The story’s enormous sensitivity and clarity have obviously risen up from the depths of Michael DeAngelo Nicholas’ childhood experiences, spilling over into his young adulthood. His story attempts to unravel the poverty-driven culture of the times in rural Mississippi, while rushing to embrace a more promising lifestyle in the glamour-lit, fast-paced Memphis, Tennessee. He shares certain family hardships and disappointments, making them a vital part of the book, and eventually allowing that part to render a happy ending.
Michael DeAngelo reveals the intense motivation, drive, and determination he possessed during the worst times. In spite of serious learning deficiencies, intensified by unhappy family issues, he pressed forward to accomplish the special goals he held so deep within.
“Does being educated make you act the way you do?”
“Does not being educated make you treat your family the way you do?”
“You don’t miss your water until your well run dry, and a perfect example of the hunter get captured by the gang.”
“I’m gon’ join the Marine Corps. And, the money I earn I’m gon’ mail it back to my mother, and if I’m killed she’ll automatically receive ten thousand dollars.”
“Key’s immensely detailed novel highlights the limitations and traumas of an underprivileged boy facing uncertainties of adulthood amid a changing American landscape. Here, Key fondly recalls the glory days of high school football and youthful yearnings that are juxtaposed with family hardships, personal relationships, and political and social strife.
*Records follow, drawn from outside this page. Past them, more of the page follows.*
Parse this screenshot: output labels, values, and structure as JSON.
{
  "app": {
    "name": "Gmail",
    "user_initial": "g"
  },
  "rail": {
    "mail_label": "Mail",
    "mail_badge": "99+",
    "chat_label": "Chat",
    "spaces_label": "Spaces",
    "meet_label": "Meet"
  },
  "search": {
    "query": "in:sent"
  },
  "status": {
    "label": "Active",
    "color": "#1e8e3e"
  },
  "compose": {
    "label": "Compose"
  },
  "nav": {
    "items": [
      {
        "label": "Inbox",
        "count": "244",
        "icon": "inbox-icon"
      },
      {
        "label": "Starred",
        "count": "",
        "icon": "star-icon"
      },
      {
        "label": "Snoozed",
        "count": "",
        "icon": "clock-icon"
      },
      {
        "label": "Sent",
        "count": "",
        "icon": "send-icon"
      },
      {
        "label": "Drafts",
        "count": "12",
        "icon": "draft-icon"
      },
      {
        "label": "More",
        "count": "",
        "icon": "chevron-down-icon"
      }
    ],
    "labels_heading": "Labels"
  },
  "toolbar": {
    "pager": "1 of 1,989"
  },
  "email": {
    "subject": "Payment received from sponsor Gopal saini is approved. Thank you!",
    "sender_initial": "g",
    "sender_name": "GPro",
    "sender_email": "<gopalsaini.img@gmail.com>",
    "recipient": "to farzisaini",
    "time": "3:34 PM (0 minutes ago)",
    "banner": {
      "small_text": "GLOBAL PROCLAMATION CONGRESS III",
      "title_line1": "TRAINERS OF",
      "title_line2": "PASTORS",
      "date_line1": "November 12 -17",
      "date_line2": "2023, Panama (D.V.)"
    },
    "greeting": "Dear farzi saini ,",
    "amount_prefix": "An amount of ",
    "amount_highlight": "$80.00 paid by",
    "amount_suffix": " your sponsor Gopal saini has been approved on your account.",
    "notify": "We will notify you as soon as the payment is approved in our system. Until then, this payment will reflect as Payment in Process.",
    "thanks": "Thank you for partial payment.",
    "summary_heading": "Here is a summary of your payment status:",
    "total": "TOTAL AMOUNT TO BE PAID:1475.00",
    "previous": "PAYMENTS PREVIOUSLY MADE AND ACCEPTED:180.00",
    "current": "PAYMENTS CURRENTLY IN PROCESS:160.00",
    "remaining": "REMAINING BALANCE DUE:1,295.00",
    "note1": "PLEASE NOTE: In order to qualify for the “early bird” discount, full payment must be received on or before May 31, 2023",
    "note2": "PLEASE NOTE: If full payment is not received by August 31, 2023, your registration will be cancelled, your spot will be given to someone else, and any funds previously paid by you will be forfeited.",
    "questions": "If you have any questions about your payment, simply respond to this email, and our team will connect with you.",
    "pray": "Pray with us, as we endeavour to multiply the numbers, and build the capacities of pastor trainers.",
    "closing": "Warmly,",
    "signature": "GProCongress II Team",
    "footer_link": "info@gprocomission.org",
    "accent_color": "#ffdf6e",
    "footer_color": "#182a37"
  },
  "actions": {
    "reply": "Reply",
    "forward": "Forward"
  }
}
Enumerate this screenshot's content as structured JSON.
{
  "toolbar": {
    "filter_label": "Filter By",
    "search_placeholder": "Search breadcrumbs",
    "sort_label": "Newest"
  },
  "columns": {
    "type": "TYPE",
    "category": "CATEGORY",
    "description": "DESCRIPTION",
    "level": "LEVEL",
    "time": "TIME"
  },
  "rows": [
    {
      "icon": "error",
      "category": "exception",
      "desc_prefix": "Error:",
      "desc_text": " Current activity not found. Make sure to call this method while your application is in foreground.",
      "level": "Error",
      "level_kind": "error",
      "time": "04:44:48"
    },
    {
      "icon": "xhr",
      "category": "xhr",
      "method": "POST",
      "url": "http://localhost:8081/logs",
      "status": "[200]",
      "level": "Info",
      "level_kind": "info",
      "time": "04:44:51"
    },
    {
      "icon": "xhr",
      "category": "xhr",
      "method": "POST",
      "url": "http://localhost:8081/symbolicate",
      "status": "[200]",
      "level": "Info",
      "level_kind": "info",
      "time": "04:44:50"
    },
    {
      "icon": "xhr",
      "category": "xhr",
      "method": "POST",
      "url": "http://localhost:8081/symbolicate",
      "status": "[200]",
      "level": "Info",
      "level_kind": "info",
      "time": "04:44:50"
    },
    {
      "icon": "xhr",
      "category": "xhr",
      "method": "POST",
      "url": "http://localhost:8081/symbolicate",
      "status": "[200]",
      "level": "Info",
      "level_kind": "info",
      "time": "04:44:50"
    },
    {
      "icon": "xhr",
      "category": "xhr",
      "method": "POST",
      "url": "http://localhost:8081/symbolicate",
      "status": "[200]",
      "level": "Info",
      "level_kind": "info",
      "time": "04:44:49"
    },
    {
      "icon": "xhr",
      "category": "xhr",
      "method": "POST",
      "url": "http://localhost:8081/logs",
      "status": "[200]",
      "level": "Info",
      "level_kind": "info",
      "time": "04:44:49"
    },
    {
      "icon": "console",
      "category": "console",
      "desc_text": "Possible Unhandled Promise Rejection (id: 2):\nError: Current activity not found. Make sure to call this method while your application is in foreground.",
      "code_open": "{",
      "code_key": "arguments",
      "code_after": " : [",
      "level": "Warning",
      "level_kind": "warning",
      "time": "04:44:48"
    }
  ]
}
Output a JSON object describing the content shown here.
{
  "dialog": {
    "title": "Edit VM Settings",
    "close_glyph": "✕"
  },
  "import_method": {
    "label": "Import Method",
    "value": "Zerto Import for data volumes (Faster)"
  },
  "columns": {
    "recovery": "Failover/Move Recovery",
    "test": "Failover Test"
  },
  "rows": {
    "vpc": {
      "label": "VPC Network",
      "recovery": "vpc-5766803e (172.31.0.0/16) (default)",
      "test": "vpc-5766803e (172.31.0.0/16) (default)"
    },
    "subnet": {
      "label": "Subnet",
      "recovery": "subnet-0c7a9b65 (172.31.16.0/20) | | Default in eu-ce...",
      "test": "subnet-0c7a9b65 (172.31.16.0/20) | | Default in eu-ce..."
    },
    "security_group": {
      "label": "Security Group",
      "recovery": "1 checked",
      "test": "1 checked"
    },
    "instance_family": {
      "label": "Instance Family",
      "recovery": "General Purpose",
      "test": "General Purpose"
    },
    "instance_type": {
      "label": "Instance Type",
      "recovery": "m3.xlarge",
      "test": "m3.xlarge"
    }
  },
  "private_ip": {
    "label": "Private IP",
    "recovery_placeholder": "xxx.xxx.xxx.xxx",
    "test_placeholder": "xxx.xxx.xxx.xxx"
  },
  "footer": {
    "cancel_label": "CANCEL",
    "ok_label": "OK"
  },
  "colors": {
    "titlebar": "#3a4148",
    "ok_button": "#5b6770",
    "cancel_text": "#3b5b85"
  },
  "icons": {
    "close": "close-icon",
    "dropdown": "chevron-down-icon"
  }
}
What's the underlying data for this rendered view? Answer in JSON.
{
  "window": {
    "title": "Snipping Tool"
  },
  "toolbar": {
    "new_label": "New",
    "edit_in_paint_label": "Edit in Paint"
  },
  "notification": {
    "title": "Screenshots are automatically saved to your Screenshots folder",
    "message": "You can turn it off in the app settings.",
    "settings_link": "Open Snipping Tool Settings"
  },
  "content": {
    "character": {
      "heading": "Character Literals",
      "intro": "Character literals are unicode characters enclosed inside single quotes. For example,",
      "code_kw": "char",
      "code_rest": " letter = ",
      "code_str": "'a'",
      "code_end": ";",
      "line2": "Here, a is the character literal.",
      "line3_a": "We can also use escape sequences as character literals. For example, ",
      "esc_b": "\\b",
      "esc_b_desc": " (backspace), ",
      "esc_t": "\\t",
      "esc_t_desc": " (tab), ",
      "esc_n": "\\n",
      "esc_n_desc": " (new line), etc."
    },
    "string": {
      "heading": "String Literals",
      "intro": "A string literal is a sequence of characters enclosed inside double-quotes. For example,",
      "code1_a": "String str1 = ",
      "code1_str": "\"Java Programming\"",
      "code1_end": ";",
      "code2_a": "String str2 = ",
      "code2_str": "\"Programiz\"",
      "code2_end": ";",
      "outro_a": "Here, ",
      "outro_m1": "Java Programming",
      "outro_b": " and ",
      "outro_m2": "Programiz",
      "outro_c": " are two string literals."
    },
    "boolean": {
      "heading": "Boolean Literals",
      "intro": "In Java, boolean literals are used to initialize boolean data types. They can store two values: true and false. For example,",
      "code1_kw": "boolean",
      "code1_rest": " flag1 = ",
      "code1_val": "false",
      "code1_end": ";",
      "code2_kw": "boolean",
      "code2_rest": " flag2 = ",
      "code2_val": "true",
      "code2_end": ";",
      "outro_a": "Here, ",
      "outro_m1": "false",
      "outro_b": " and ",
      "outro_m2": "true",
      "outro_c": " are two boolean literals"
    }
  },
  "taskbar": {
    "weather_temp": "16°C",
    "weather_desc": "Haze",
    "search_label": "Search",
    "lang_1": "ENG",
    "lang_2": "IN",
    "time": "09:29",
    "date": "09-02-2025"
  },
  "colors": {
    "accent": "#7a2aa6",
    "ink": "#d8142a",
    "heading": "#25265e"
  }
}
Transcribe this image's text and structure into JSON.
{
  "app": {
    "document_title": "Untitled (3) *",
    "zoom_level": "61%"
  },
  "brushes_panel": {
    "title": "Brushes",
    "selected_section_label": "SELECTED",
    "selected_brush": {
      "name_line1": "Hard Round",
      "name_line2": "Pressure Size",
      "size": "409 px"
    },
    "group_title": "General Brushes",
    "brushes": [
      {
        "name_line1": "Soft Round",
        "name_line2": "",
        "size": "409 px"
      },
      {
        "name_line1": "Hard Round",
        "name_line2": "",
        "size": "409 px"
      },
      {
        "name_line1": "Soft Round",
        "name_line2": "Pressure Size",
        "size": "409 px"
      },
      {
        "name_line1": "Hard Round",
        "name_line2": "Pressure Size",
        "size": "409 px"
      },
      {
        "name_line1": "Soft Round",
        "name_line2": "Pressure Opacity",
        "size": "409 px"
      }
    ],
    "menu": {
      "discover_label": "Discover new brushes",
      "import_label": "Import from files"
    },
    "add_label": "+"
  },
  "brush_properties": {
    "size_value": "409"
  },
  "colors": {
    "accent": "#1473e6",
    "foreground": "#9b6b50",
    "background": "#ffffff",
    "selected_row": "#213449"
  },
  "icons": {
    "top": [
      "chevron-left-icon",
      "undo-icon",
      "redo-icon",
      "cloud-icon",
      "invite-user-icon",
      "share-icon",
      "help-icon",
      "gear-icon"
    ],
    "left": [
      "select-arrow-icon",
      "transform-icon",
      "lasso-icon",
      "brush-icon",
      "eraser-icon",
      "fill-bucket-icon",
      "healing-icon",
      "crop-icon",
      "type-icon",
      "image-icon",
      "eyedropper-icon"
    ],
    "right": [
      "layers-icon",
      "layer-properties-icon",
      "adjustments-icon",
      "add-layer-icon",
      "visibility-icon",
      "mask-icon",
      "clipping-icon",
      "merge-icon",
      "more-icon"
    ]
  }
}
Although fictional, Key’s novel feels somewhat autobiographical as he wrestles with themes of fathers and sons, inaccessible dreams, and the pressures of a rural coming-of-age. While, at times, the wordy narrative and sparse dialogue can elicit neutrality toward the self-destructive Mike, the reader still celebrates and roots for Key’s protagonist by the end of this sympathetic and tenderhearted tale.”
Dylan Ward – US Review of books
The book cover for STRONG BOY, WEAK MAN depicts a mighty black man’s back under the American flag, implying that the story readers will find inside delves into what it’s meant for African American people to have carried the weight of the United States of America on their shoulders for centuries, perhaps in ways comparable to the books by Ta-Nehisi Coates (ie Between the World and Me, etc) currently adding so much to this long-suppressed conversation. And while STRONG BOY, WEAK MAN by Earl Robert Key gets off to a robust beginning, it then falters
“Strong Boy, Weak Man would be ideal for readers who want to read novels about the African-American male experience. The novel would also be ideal for any reader that wants to read about life during the 1960’s. The book could be given to young adult readers that want to read about a young person’s struggle with adulthood. Strong Boy, Weak Man is a novel that will entertain and enlighten readers about a boy’s journey to manhood.”
Ella Vincent – Pacific Book Review
“Strong Boy, Weak Man is a wonderful story with a promising and likable main character. The storyline is easy to follow and full of interesting events.”
Reviewed by Kristi Elizabeth San Francisco Book Review – City Book Review
“Readers facing obstacles in life will appreciate the vision and reassurance of Key’s work. Strong Boy, Weak Man will leave every reader anxious to dive into Key’s next great work.”
Reviewed by Jessica Tingling Tulsa Book Review – City Book Review
“Strong Boy, Weak Man is a moving look at a boy’s transition into manhood. The protagonist generates the interest of the reader from his initial introduction. Mike represents the dreamer in many of us and the willingness to buck conventions when failure is not an option. Mike is fallible, but you find yourself rooting for him to succeed in life and love. The author has penned an emotionally taut story of growth.”
Reviewed by Philip Zozzaro Manhattan Book Review – City Book Review
“I will always remember that every student has talent and gifts. I will always remember Mike’s prayers of thankfulness every night before bed. I truly believe this book has made me a better person, and I look forward to another miracle book from Mr. Keys—from barely reading to published author.”
Reviewed by Johnna Rocker-Clinton Seattle Book Review – City Book Review